Yesterday, EA announced that your current licensing agreement with FIFA is ending: There will be a FIFA 23 later this year, but from 2023 onwards the long-running football series will be renamed EA Sports FC. This marks the end of an incredibly successful partnership. Over the decades, EA has made billions and built a true industry giant, as well as adding immeasurable value to the FIFA brand.
The split comes with an element of risk for EA and is a disaster for FIFA, which now has to build a competitor from scratch or bid goodbye forever to the billions of dollars the series has generated.
“We have over 150 million players on unique accounts, and when we think about the future of football right now, we really made that decision based on being able to deliver the experiences our players wanted,” said EA CEO Andrew. Wilson on an investor call following the announcement. “They’ve told us that they want more modes of play, that they want to see more business partners in the game that are representative and authentic to the wider global world of football. They’re telling us they want us to move beyond the core experience and really build on the experience digital football, and they’re telling us they want us to move really, really fast.”

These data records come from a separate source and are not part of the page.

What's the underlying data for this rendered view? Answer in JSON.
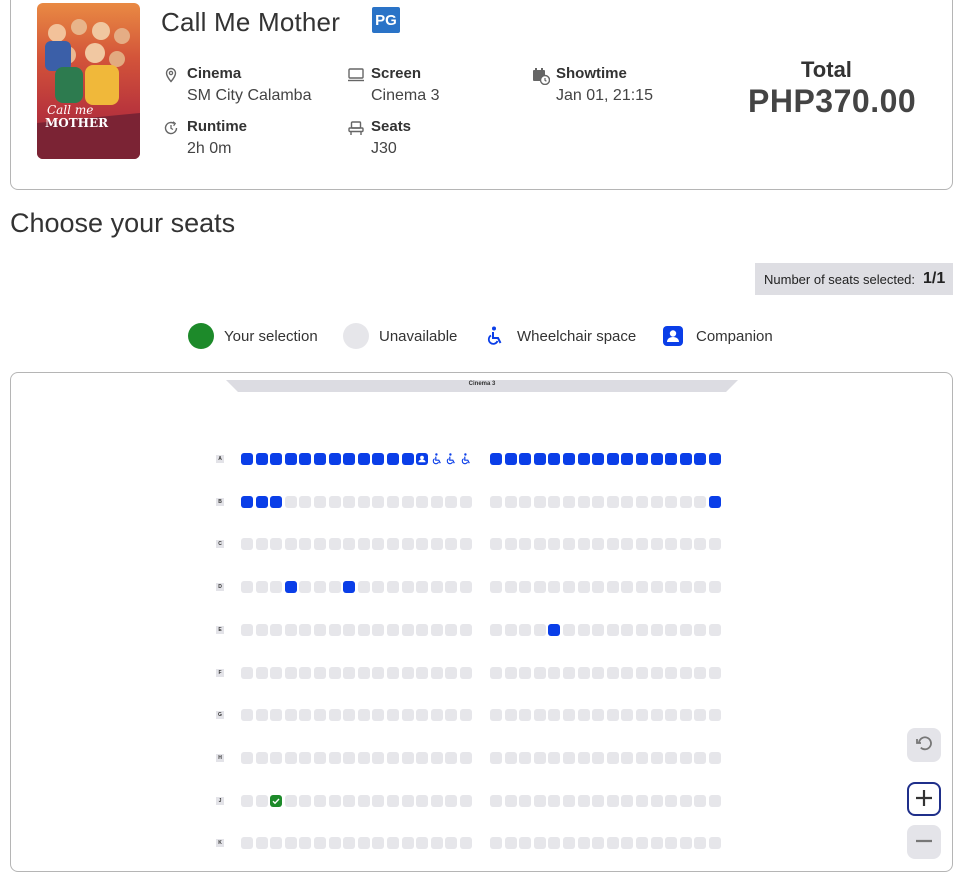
{
  "movie": {
    "title": "Call Me Mother",
    "rating": "PG",
    "poster_title_line1": "Call me",
    "poster_title_line2": "MOTHER"
  },
  "info": {
    "cinema_label": "Cinema",
    "cinema_value": "SM City Calamba",
    "screen_label": "Screen",
    "screen_value": "Cinema 3",
    "showtime_label": "Showtime",
    "showtime_value": "Jan 01, 21:15",
    "runtime_label": "Runtime",
    "runtime_value": "2h 0m",
    "seats_label": "Seats",
    "seats_value": "J30"
  },
  "total": {
    "label": "Total",
    "value": "PHP370.00"
  },
  "section_title": "Choose your seats",
  "seat_counter": {
    "label": "Number of seats selected:",
    "value": "1/1"
  },
  "legend": {
    "selection": "Your selection",
    "unavailable": "Unavailable",
    "wheelchair": "Wheelchair space",
    "companion": "Companion"
  },
  "colors": {
    "available": "#0a3ee8",
    "unavailable": "#e6e6ea",
    "selected": "#1d8a2a",
    "rating_badge": "#2a73c7",
    "counter_bg": "#dedee3"
  },
  "seatmap": {
    "screen_label": "Cinema 3",
    "rows": [
      "A",
      "B",
      "C",
      "D",
      "E",
      "F",
      "G",
      "H",
      "J",
      "K"
    ],
    "left_block_count": 16,
    "right_block_count": 16,
    "row_states": {
      "A": {
        "left": "aaaaaaaaaaaacwww",
        "right": "aaaaaaaaaaaaaaaa"
      },
      "B": {
        "left": "aaauuuuuuuuuuuuu",
        "right": "uuuuuuuuuuuuuuua"
      },
      "C": {
        "left": "uuuuuuuuuuuuuuuu",
        "right": "uuuuuuuuuuuuuuuu"
      },
      "D": {
        "left": "uuuauuuauuuuuuuu",
        "right": "uuuuuuuuuuuuuuuu"
      },
      "E": {
        "left": "uuuuuuuuuuuuuuuu",
        "right": "uuuuauuuuuuuuuuu"
      },
      "F": {
        "left": "uuuuuuuuuuuuuuuu",
        "right": "uuuuuuuuuuuuuuuu"
      },
      "G": {
        "left": "uuuuuuuuuuuuuuuu",
        "right": "uuuuuuuuuuuuuuuu"
      },
      "H": {
        "left": "uuuuuuuuuuuuuuuu",
        "right": "uuuuuuuuuuuuuuuu"
      },
      "J": {
        "left": "uusuuuuuuuuuuuuu",
        "right": "uuuuuuuuuuuuuuuu"
      },
      "K": {
        "left": "uuuuuuuuuuuuuuuu",
        "right": "uuuuuuuuuuuuuuuu"
      }
    },
    "state_legend": {
      "a": "available",
      "u": "unavailable",
      "s": "selected",
      "w": "wheelchair",
      "c": "companion"
    }
  },
  "controls": [
    "reset-icon",
    "zoom-in-icon",
    "zoom-out-icon"
  ]
}
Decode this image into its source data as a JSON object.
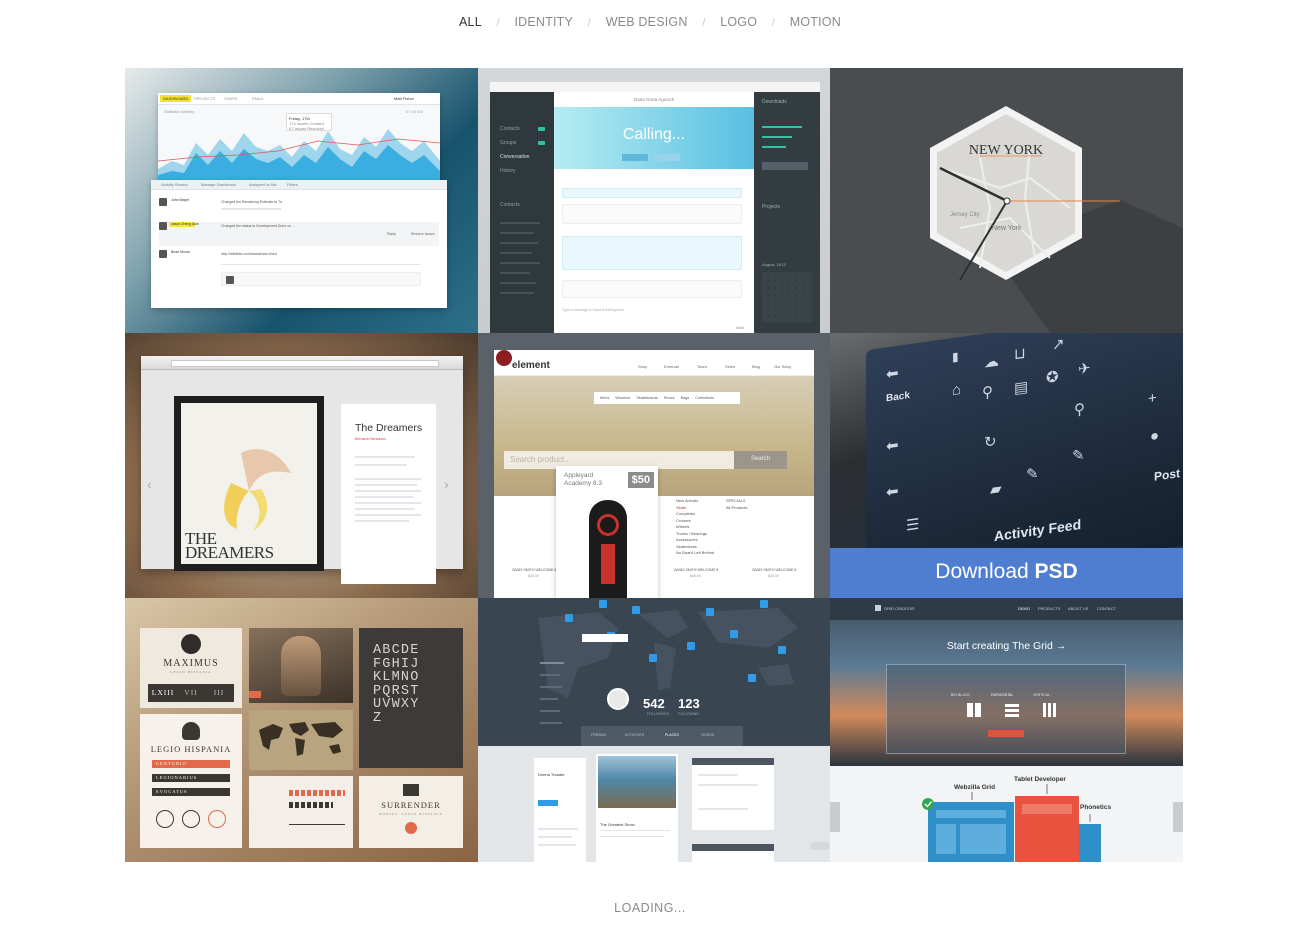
{
  "filters": {
    "items": [
      {
        "label": "ALL",
        "active": true
      },
      {
        "label": "IDENTITY",
        "active": false
      },
      {
        "label": "WEB DESIGN",
        "active": false
      },
      {
        "label": "LOGO",
        "active": false
      },
      {
        "label": "MOTION",
        "active": false
      }
    ],
    "separator": "/"
  },
  "tiles": {
    "dashboard": {
      "tabs": [
        "DASHBOARD",
        "PROJECTS",
        "SHARE",
        "EMAIL"
      ],
      "user": "Matt Fisher",
      "tooltip_date": "Friday, 17th",
      "tooltip_line1": "174 Issues Created",
      "tooltip_line2": "67 Issues Resolved",
      "statistics": "Statistics Weekly",
      "time": "07:45 AM",
      "panel_tabs": [
        "Activity Stream",
        "Manage Dashboard",
        "Assigned to Me",
        "Filters"
      ],
      "rows": [
        {
          "name": "John Mayer",
          "text": "Changed the Remaining Estimate to 7d"
        },
        {
          "name": "Jason Zheng Alan",
          "text": "Changed the status to Development Done on ..."
        },
        {
          "name": "Brian Moore",
          "text": "http://dribbble.com/brasa/have-fixed"
        }
      ],
      "reply": "Reply",
      "resolve": "Resolve Issues"
    },
    "calling": {
      "title": "Calling...",
      "contact": "Dana Greta Agovich",
      "sidebar": [
        "Contacts",
        "Groups",
        "Conversation",
        "History"
      ],
      "sidebar_contacts": "Contacts",
      "downloads": "Downloads",
      "projects": "Projects",
      "calendar": "August, 2013",
      "compose_placeholder": "Type a message to Dana Greta Agovich",
      "send": "Send"
    },
    "clock": {
      "city": "NEW YORK",
      "map_label_1": "Jersey City",
      "map_label_2": "New York"
    },
    "dreamers": {
      "poster_title_1": "THE",
      "poster_title_2": "DREAMERS",
      "card_title": "The Dreamers",
      "card_subtitle": "Bernardo Bertolucci"
    },
    "shop": {
      "logo": "element",
      "nav": [
        "Shop",
        "Emerald",
        "Team",
        "Video",
        "Blog",
        "Our Story"
      ],
      "subnav": [
        "Mens",
        "Womens",
        "Skateboards",
        "Shoes",
        "Bags",
        "Collections"
      ],
      "search_placeholder": "Search product...",
      "search_button": "Search",
      "product_name_1": "Appleyard",
      "product_name_2": "Academy 8.3",
      "price": "$50",
      "categories": [
        "New Arrivals",
        "Skate",
        "Completes",
        "Cruisers",
        "Wheels",
        "Trucks / Bearings",
        "Accessories",
        "Skatedecks",
        "No Board Left Behind"
      ],
      "specials": [
        "SPECIALS",
        "All Products"
      ],
      "footer_items": [
        "ZANDI SMITH WELCOME 8",
        "ZANDI SMITH WELCOME 8",
        "ZANDI SMITH WELCOME 8"
      ],
      "footer_price": "$45.00"
    },
    "iphone": {
      "back": "Back",
      "activity": "Activity Feed",
      "post": "Post"
    },
    "map": {
      "followers": "542",
      "following": "123",
      "followers_label": "FOLLOWERS",
      "following_label": "FOLLOWING",
      "tabs": [
        "FRIENDS",
        "ACTIVITIES",
        "PLACES",
        "VIDEOS"
      ]
    },
    "social": {
      "name": "Donna Treader",
      "caption": "The Greatest Show"
    },
    "download": {
      "prefix": "Download",
      "bold": "PSD"
    },
    "grid_creator": {
      "brand": "GRID CREATOR",
      "nav": [
        "DEMO",
        "PRODUCTS",
        "ABOUT US",
        "CONTACT"
      ],
      "cta": "Start creating The Grid →",
      "toggles": [
        "BIG BLOCK",
        "HORIZONTAL",
        "VERTICAL"
      ]
    },
    "responsive": {
      "tablet": "Tablet Developer",
      "webzilla": "Webzilla Grid",
      "phone": "Phonetics"
    },
    "legio": {
      "maximus": "MAXIMUS",
      "maximus_sub": "LEGIO HISPANIA",
      "numerals": [
        "LXIII",
        "VII",
        "III"
      ],
      "legio": "LEGIO HISPANIA",
      "ranks": [
        "CENTURIO",
        "LEGIONARIUS",
        "EVOCATUS"
      ],
      "alphabet": [
        "ABCDE",
        "FGHIJ",
        "KLMNO",
        "PQRST",
        "UVWXY",
        "Z"
      ],
      "surrender": "SURRENDER",
      "surrender_sub": "BODIES: LEGIO HISPANIA"
    }
  },
  "loading": "LOADING..."
}
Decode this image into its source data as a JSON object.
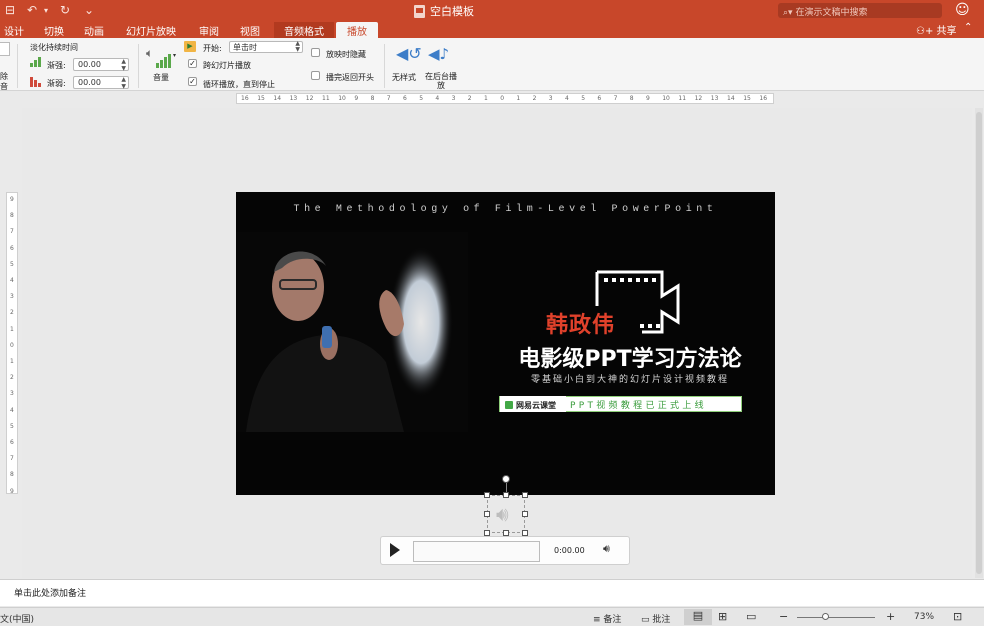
{
  "window": {
    "title": "空白模板",
    "search_placeholder": "在演示文稿中搜索",
    "share": "共享"
  },
  "quick_access": {
    "save": "⊟",
    "undo": "↶",
    "redo": "↻",
    "more": "⌄"
  },
  "tabs": [
    {
      "label": "设计"
    },
    {
      "label": "切换"
    },
    {
      "label": "动画"
    },
    {
      "label": "幻灯片放映"
    },
    {
      "label": "审阅"
    },
    {
      "label": "视图"
    },
    {
      "label": "音频格式"
    },
    {
      "label": "播放"
    }
  ],
  "ribbon": {
    "fade_group_label": "淡化持续时间",
    "fade_in_label": "渐强:",
    "fade_in_value": "00.00",
    "fade_out_label": "渐弱:",
    "fade_out_value": "00.00",
    "volume_label": "音量",
    "start_label": "开始:",
    "start_value": "单击时",
    "play_across_slides": "跨幻灯片播放",
    "loop_until_stopped": "循环播放，直到停止",
    "hide_during_show": "放映时隐藏",
    "rewind_after_playing": "播完返回开头",
    "no_style": "无样式",
    "play_in_background": "在后台播放",
    "play_across_checked": true,
    "loop_checked": true,
    "hide_checked": false,
    "rewind_checked": false,
    "left_cut_label_top": "除",
    "left_cut_label_bottom": "音"
  },
  "ruler": {
    "h_ticks": [
      "16",
      "15",
      "14",
      "13",
      "12",
      "11",
      "10",
      "9",
      "8",
      "7",
      "6",
      "5",
      "4",
      "3",
      "2",
      "1",
      "0",
      "1",
      "2",
      "3",
      "4",
      "5",
      "6",
      "7",
      "8",
      "9",
      "10",
      "11",
      "12",
      "13",
      "14",
      "15",
      "16"
    ],
    "v_ticks": [
      "9",
      "8",
      "7",
      "6",
      "5",
      "4",
      "3",
      "2",
      "1",
      "0",
      "1",
      "2",
      "3",
      "4",
      "5",
      "6",
      "7",
      "8",
      "9"
    ]
  },
  "slide": {
    "tagline": "The Methodology of Film-Level PowerPoint",
    "name": "韩政伟",
    "title": "电影级PPT学习方法论",
    "subtitle": "零基础小白到大神的幻灯片设计视频教程",
    "brand": "网易云课堂",
    "banner_text": "PPT视频教程已正式上线"
  },
  "player": {
    "time": "0:00.00"
  },
  "notes": {
    "placeholder": "单击此处添加备注"
  },
  "status": {
    "language": "文(中国)",
    "notes_btn": "备注",
    "comments_btn": "批注",
    "zoom": "73%",
    "zoom_minus": "−",
    "zoom_plus": "+"
  },
  "colors": {
    "accent": "#c8472a",
    "slide_name": "#e0412b",
    "banner_green": "#3a9c3c"
  }
}
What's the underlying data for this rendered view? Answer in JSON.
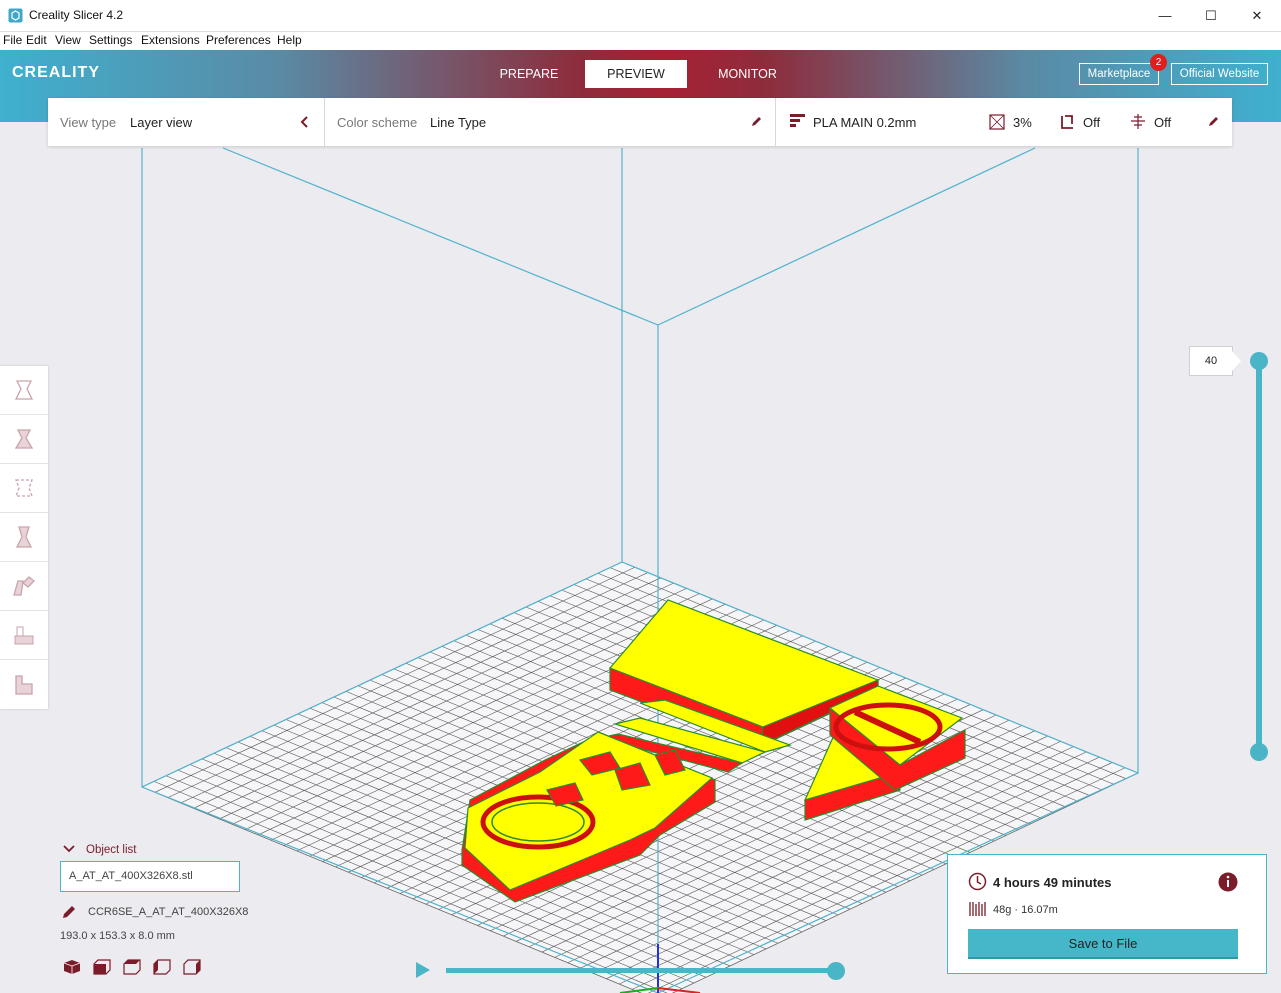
{
  "window": {
    "title": "Creality Slicer 4.2",
    "controls": {
      "minimize": "—",
      "maximize": "☐",
      "close": "✕"
    }
  },
  "menu": [
    "File",
    "Edit",
    "View",
    "Settings",
    "Extensions",
    "Preferences",
    "Help"
  ],
  "header": {
    "logo": "CREALITY",
    "tabs": [
      {
        "label": "PREPARE",
        "active": false
      },
      {
        "label": "PREVIEW",
        "active": true
      },
      {
        "label": "MONITOR",
        "active": false
      }
    ],
    "marketplace": {
      "label": "Marketplace",
      "badge": "2"
    },
    "official_website": "Official Website"
  },
  "toolbar": {
    "view_type_label": "View type",
    "view_type_value": "Layer view",
    "color_scheme_label": "Color scheme",
    "color_scheme_value": "Line Type",
    "profile": "PLA MAIN 0.2mm",
    "infill": "3%",
    "support": "Off",
    "adhesion": "Off"
  },
  "left_tools": [
    "front-view-icon",
    "top-view-icon",
    "left-view-icon",
    "right-view-icon",
    "per-model-settings-icon",
    "support-blocker-icon",
    "layer-stack-icon"
  ],
  "layer_slider": {
    "current_layer": "40"
  },
  "object_list": {
    "header": "Object list",
    "file": "A_AT_AT_400X326X8.stl",
    "job_name": "CCR6SE_A_AT_AT_400X326X8",
    "dimensions": "193.0 x 153.3 x 8.0 mm"
  },
  "print_summary": {
    "time": "4 hours 49 minutes",
    "material": "48g · 16.07m",
    "save_label": "Save to File"
  },
  "colors": {
    "accent": "#46b7c9",
    "brand_red": "#a62133",
    "model_fill": "#ffff00",
    "model_wall": "#ff1a1a",
    "model_outline": "#2c8a2c"
  }
}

Wilson spoke a little about FIFA and the decades-long partnership between the two organizations, but as we will see, FIFA itself is not being so kind. Wilson was then asked by investors in the Q&A about the risks inherent in re-branding an incredibly successful product and marketing the game without a FIFA license.
“I think it’s a little early to tell,” Wilson said. “We’re certainly being very thoughtful and deliberate about this. The important thing to understand, though, is that as you travel the world and meet players who are really deeply involved with our game – for a player in the UK, the most important thing for they’re the Premier League. For a player in Germany, the most important thing for them is the Bundesliga. And in Spain it’s La Liga, and so on and so forth as you go around the world.
“What we’re focused on right now is building unique experiences for each of these fans in each of these markets, and what you’ve seen today is that many of our partners support our ability to do that for our fans. . And, of course, whenever you change the name of a product, you have to be very careful, and we will certainly have to think about marketing in advance. But what gives us confidence as we move into this next phase of growth is that we are working with the partners and content that our fans love and relate to most directly in the markets where they do.”
Wilson was very gracious to FIFA, all things considered. After EA’s announcement, the governing body of world football announced which plans to compete in the video game market with new partners and aims to release its first “simulation football title” (which is what it calls the current FIFA) in 2024. It will also move to a non-exclusive licensing model: Whereas previously only EA had the right to use the FIFA name in games, now expect greater reach. Surprisingly, FIFA reckons there will be releases later this year.
“Several new non-simulation games are already in production and will be released during the third quarter of this year. The first is a personalized gaming experience featuring the world’s biggest event, the FIFA World Cup Qatar 2022, which will bring new interactive experiences to fans all over the world.
“Following this initial revelation, FIFA will release more games and virtual experiences around this year’s FIFA World Cup. Additional projects are also under discussion with editors ahead of next year’s FIFA Women’s World Cup.”
FIFA President Gianni Infantino also spoke strongly: “I can assure you that the only authentic and real game that bears the FIFA name will be the best available to football players and fans. The FIFA name is the only global, original FIFA 23, FIFA 24, FIFA 25 and FIFA 26, and so on – the constant is the name FIFA and it will forever and remain THE BEST.”
Get that EA? It will be the BEST! Unfortunately for Infantino, EA Sports currently makes the best football game in the world, and FIFA has been getting to it from the start. Taking on EA Sports at their own game is a daunting challenge and FIFA is building on three decades of gaming heritage from the start.
It’s fascinating to consider what unlikely alliances this could generate. The most obvious, of course, is with Japanese publisher Konami, who recently rebranded the long-running Pro Evolution Soccer series as eFootball. So far… it’s been a disaster. But this series was, not long ago, FIFA’s only real competition, and even though it never seriously challenged the EA series commercially, many would argue that it was once the best game.
Konami has decades of experience making football games, and while it couldn’t offer FIFA the kind of licensing money it wanted from EA (apparently $1 billion every four years), it already produces modes equivalent to much of what Konami does. FIFA offers. It would be an obvious choice, as well as a plot twist. Another competitor is the next game UFL which is an unproven amount, but crucially, it already exists in a studio somewhere.
Infantino naturally attributes what happened to “FIFA’s vision of future games”.
“As announced in October 2021, FIFA intends to work with multiple partners rather than lock all gaming and esports rights exclusively with one publisher for the long term,” he said. Funny way of saying they wouldn’t give us a billion.
The decisive year will be 2024: “FIFA is currently engaging with leading game publishers, media companies and investors regarding the development of a major new FIFA football simulation game title for 2024.” That’s when we’ll be treated to the spectacle of EA Sports FC versus FIFA 25, as the former partners go to war for one of the most lucrative audiences in gaming.